RMLI would like to say thanks to Charles Cicalo, LIRR Locomotive Shop Forman and System Wreckmaster, William Frentress LIRR System Asst. Wreckmaster, along with the wreck crew, who loaded #399 at Morris Park, without a hitch. The professionalism of the wreck crew was apparent as the #399 was expertly raised and then lowered on to the flatbed truck. Thanks also go to Dan Harringan of SPMP of Queens, who contacted Kenneth and Joseph Bernardo Jr. of Bay Crane of Long Island, who donated all the crane assistance at Riverhead for the lifting of #399 and #C-68. Dan also assisted and helped coordinate the lifts and moves at the Riverhead site. Thanks also to Lawrence Gillman of SPMP who supplied all the cable rigging needed for the crane lifts at Riverhead.

Thanks go to Mark Sypher and Mike Farrar of Sypher Construction of Riverhead, who supplied the truck and flat bed trailer driven expertly by John Kosciuszko of Sypher Construction. In addition to supplying the truck and trailer, Sypher Construction stored #399 for several days till the locomotive could be unloaded at Riverhead. John then drove the truck with #399 to the RMLI Riverhead site, unloaded it with the help of Bay Crane under the watchful eyes of Charles Cicalo and William Frentress of the LIRR wreck crew. Then caboose #C-68 was loaded onto the flatbed, driven to the Museum's location, where Bay Crane unloaded it onto the panel track.

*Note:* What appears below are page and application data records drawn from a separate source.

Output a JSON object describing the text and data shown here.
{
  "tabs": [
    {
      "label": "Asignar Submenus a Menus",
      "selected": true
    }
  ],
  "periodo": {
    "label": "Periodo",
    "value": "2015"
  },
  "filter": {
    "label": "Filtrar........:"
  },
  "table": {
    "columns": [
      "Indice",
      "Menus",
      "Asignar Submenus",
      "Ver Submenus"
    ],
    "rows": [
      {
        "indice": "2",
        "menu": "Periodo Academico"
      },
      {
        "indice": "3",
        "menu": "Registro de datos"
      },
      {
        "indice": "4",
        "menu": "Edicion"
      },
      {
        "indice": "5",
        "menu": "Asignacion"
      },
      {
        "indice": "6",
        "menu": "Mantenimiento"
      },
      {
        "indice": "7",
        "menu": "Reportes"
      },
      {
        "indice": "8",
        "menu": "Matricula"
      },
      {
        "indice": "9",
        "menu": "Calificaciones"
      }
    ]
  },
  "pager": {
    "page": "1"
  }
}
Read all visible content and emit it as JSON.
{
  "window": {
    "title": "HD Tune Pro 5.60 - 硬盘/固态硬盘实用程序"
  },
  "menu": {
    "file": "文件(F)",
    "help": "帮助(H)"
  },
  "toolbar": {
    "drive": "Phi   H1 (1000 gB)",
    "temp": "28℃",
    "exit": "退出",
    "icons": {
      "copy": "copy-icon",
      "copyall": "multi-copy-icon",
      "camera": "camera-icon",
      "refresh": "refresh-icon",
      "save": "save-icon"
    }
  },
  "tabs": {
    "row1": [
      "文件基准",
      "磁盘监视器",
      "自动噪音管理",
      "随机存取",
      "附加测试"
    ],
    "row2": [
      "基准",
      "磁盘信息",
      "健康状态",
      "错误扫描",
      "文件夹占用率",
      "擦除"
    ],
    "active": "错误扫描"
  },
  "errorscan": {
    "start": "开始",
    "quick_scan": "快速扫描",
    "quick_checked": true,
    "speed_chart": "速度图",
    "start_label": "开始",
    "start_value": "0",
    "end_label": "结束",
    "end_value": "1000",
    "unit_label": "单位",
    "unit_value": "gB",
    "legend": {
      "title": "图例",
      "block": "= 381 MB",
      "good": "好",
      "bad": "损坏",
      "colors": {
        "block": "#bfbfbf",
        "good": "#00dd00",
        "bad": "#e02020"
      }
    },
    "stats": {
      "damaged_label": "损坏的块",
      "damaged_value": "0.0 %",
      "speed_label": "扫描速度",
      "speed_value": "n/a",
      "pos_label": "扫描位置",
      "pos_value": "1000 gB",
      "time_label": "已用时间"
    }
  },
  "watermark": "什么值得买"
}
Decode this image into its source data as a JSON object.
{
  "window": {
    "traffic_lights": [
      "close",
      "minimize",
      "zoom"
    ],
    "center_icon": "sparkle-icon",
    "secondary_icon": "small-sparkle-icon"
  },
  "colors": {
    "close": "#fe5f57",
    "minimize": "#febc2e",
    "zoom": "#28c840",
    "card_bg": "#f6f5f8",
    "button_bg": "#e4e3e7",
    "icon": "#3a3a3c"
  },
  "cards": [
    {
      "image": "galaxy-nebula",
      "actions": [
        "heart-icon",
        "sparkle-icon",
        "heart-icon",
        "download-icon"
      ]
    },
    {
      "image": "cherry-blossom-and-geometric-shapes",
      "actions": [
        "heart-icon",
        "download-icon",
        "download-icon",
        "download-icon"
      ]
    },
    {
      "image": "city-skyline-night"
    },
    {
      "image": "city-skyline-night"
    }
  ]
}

RMLI invites everyone to stop by the Riverhead location and see the new addition to the museum's ever growing collection of historic equipment.

LIRR GS-1 (25 tonner) diesel locomotive #399.

Locomotive Details
The General Electric Company built #399 in August of 1958. This locomotive is a class GS-1, but better known as a 25 tonner. It has a tractive effort of 30% adhesion or 15,000 lbs. The maximum allowed speed is 20 mph. This is mainly because there is a direct drive from the diesel engine to the wheels that actually propel the locomotive. There is a sand box that holds 6 cubic feet of sand that is applied to the track to improve traction while pulling heavy cars when the rail are slippery. The #399 holds 75 gallons of diesel fuel and 5 gallons of lubricating oil. The locomotive is rated at 150 horsepower. The locomotive has an engine air brake system, and an independent train air brake system, which was not standard when #399 was built, but was added on #399 by the LIRR. It is 8' 3/4" wide, 18' 2" long from coupler to coupler, and is 10' 3" high from the top of the track railhead. Everything is in operating order, bell, horn, lights, etc. This was a great acquisition to the museum and will have many uses in the future as situations present them selves.